The packed scenes in parks and the latest data on GDP tell us the same thing: there is a huge amount of pent-up demand in the economy.
People are desperate to get their pre-Covid lives back and they will be spending in pubs, restaurants and shops the minute they are allowed.
Many can afford to splash out. The GDP data reveal the scale of cash hoarding, with the savings ratio at 16.1 per cent of incomes in the final quarter of last year, far above normal levels.
People are desperate to get their pre-Covid lives back and they will be spending in pubs, restaurants and shops the minute they are allowed
Andy Haldane, the Bank of England’s chief economist, believes the recovery will be much stronger than many assume because of that wall of savings, which will have hit £250billion by the summer. The economy is, in his words, like a coiled spring.
Analysts at Capital Economics say that if households merely revert to spending the same proportion of their income as they did pre-pandemic, that would be enough to drive a rapid recovery.
If they spent everything they have saved during Covid – admittedly, this is very unlikely – it could boost GDP by 6.5 per cent. But people will only spend if they feel confident.
If they are fearful for their livelihoods, they will keep their wallets shut. Habits may have changed and some will continue to save or pay down debts.
Many of us have learned to live without luxuries such as gym memberships and will not renew them.
It matters how and where the money is spent. If too much goes on imported goods or foreign holidays it will limit the benefit to the UK.
Even so, those of us fortunate enough to have excess savings can for once splurge without guilt.
On this day a number of years ago, back when I was a trainee financial journalist on the Daily Express, the late City Editor, Tom McGhie, told me to write a story about a run on the Scottish pound. It took a moment to realise the date.
The question of an independent currency for Scotland, of course, became deadly serious in the referendum of 2014 and the antics of Nicola Sturgeon and Alex Salmond might well be enough to cause perturbation on the international money markets.
The best April Fools, like Volkswagen of America’s supposed name change to Voltswagen, are just plausible enough.
The Voltswagen ‘story’ was reported as fact by many media outlets. But you can hardly blame people for being credulous when you consider the stories that hit the headlines on other days of the year.
To take just a handful: Elon Musk has stopped calling himself the chief executive of Tesla and now goes by the title of ‘Technoking.’ His company is still valued much higher than Volkswagen, despite selling far fewer cars.
Nigel Farage, the former UKIP leader, really has been hired as an adviser by the Dutch Green Business Group.
It is fact, not fiction, that Bank of England policy makers have been mulling negative interest rates.
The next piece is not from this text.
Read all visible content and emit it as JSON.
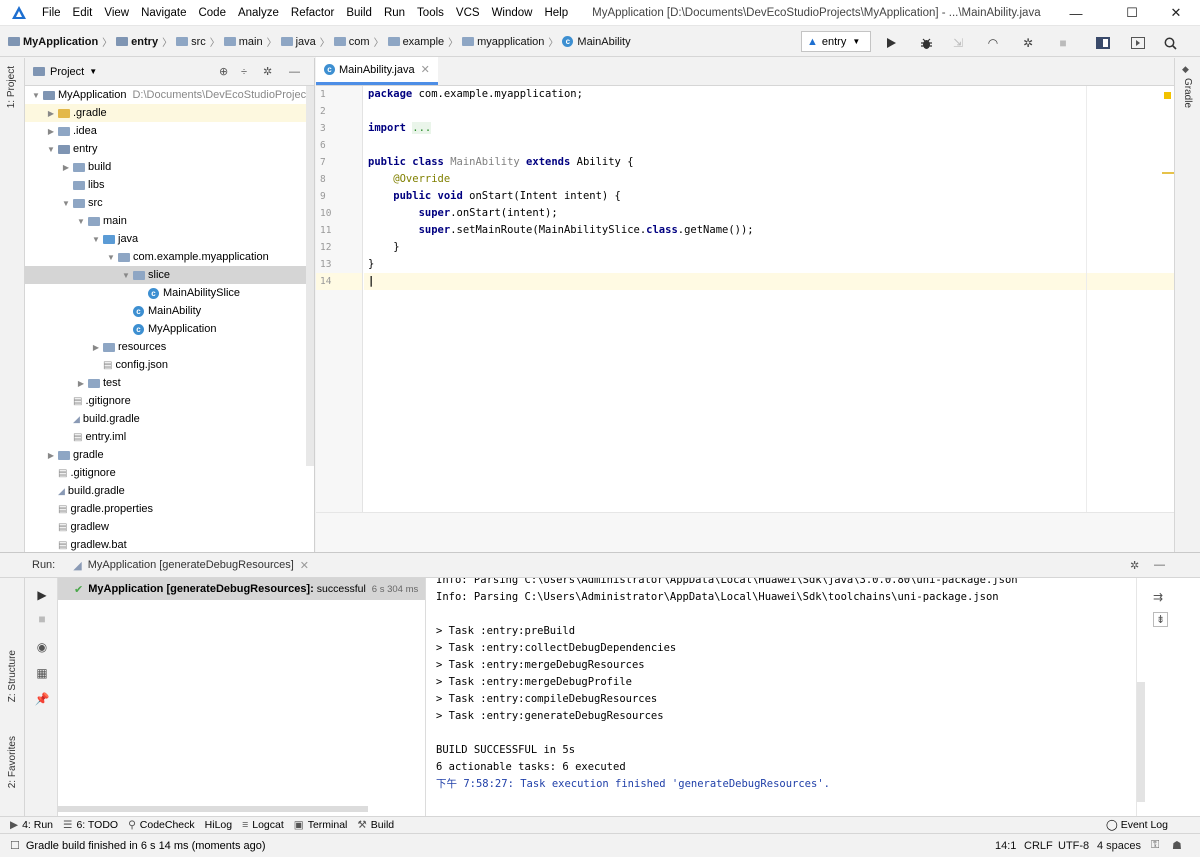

If they come in, depositors actually could be charged a fee to leave their money in the bank and lenders might pay borrowers to take out loans. It’s already happened in a number of countries.
An Aussie chancer called Lex Greensill genuinely did have ex-PM David Cameron dancing in attendance on him. And Deliveroo, a takeaway food service with a silly name, seriously thought it could command a stock market valuation of nearly £9billion.
In the weird and wonderful world of finance these days, it can be quite hard to tell when your leg is being pulled.
The UK’s billionaires have had a good pandemic – well, not Sir Philip Green, assuming he qualifies from his lair in Monaco – but most of the others. Their combined wealth shot up last year by 36 per cent or a combined £40billion, according to research.
Covid-19, has made existing inequalities worse, largely due to the ultra-low interest rates and QE money-printing that are propping up virus-stricken economies.
Low interest rates tend to push up asset prices. This favours capital over labour, the old over the young, the rich over the poor, borrowers over savers and men – because they are usually better off – over women.
As the former Bank of England governor Mark Carney puts it: ‘We may all be in the same storm, but we’re not in the same boat.’
Some of us are in luxury yachts, others bobbing along in leaky old tubs.
The answer to this, however, is not hiking taxes, but unlocking the country, creating jobs and getting the economy back to strength as soon as possible.
Uncoil that spring.
Some links in this article may be affiliate links. If you click on them we may earn a small commission. That helps us fund This Is Money, and keep it free to use. We do not write articles to promote products. We do not allow any commercial relationship to affect our editorial independence.